"We're having a party here in Belfast and you're all invited," said Pougatch on his return, now on ITV, as the melodic strains of Wake Me Up, by popular beat combo, Avicii, blared out, but there was dull chance of anyone sleeping as many of them seemed to be as full as a bingo bus.
"They certainly love their sporting heroes here," began Pougatch as déjà vu started to kick in and even more alarmingly, whatever Dunne had been drinking had turned him into David Haye.
"Al, you've been at bigger venues but come on, this is something pound for pound for an atmosphere," added Pougatch as I struggled to come to terms with the parallel universe I had found myself in.

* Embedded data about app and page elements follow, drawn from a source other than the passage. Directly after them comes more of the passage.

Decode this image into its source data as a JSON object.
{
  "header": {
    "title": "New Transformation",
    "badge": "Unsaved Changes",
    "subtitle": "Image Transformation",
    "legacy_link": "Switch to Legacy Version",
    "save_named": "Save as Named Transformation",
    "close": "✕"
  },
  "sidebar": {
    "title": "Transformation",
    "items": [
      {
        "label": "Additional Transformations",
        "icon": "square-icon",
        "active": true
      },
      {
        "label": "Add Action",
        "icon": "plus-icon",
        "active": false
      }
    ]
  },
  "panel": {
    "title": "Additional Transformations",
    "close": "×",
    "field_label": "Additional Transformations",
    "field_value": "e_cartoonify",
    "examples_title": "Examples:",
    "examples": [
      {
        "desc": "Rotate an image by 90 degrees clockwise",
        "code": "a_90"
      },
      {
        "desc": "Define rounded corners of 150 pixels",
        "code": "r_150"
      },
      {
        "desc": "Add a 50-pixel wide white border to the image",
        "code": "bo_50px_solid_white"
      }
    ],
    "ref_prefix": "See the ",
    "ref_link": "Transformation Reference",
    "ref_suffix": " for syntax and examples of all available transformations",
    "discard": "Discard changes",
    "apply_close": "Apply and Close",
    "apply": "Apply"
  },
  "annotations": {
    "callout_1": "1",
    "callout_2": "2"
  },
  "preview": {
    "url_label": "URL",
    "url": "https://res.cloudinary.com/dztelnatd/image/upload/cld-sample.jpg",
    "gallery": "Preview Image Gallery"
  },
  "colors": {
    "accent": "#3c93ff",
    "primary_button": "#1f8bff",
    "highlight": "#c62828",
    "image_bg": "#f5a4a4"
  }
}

"This is the perfect storm of a passionate fan base, a terrific fighter and an effective promotion," replied Al as accusations of too many repeats on ITV were blown out of the water.
Then, as we had a much bigger audience now, it was time to send for Gabriel Clarke to hit the mean streets of Belfast and a trip down Troubles lane, although they made sure that it was centred around Frampton's manager, Barry McGuigan, who was a boxer that many of the viewers on ITV had heard of.

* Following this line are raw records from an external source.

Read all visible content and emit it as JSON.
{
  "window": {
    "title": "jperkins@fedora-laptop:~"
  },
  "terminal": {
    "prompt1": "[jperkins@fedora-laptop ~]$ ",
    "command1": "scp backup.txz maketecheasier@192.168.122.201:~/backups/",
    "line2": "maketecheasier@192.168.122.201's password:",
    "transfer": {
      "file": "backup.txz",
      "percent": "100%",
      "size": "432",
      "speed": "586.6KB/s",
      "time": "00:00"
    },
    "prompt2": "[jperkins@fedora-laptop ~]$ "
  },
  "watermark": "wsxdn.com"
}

"The arena is full, it's noisy and it's coming next on ITV," promised Pougatch as the preamble concluded and it's good to get the ad break out of the way now to allow the boxing to take centre stage.
Al had joined commentator Ronald 'not Reg Gutteridge' McIntosh in the commentary booth, before MC Michael Buffer introduced the protagonists, including Avalos, rather aptly named the Hitman.
Even more bizarrely, Buffer told us that one of the judges was a Joe Pasquale, typical of ITV to try and dumb things down on a Saturday night, while the timekeeper was a Mr Antanddec from Newcastle. I may have made that last one up.
"Belfast are you ready?" asked Buffer, and they apparently were, so it was time to rumble and off we went with some fast and furious action, including a good right hand by the Jackal that I missed, but at least I'll see it between rounds. Or not.
Like Pavlov's dog (or was it a jackal?) as soon as the bell went we were distracted and whisked off to ad land, but I'm sure this will be only for the first round. Nope.
I know more about the Suzuki Swift than I care to remember and thankfully the Jackal had the good grace to end things early as I couldn't take any more adverts, although McIntosh sneaked one in right at the end.
"Avalos tried to fight back but he's been overwhelmed by the Typhoo from Tigers Bay," he said. Oh, 'typhoon', well, whatever, he wasn't our cup of tea, and McIntosh concluded that he had 'sent a message to the 8 stone 12 division' as I left down my cuppa and Viscount and worked out I would have had to fight the Jackal when I was 11.
"It was everything we hoped it would be," finished Pougatch and if only we could say the same for ITV's coverage. Anyway, I'm off to buy a Suzuki Swift.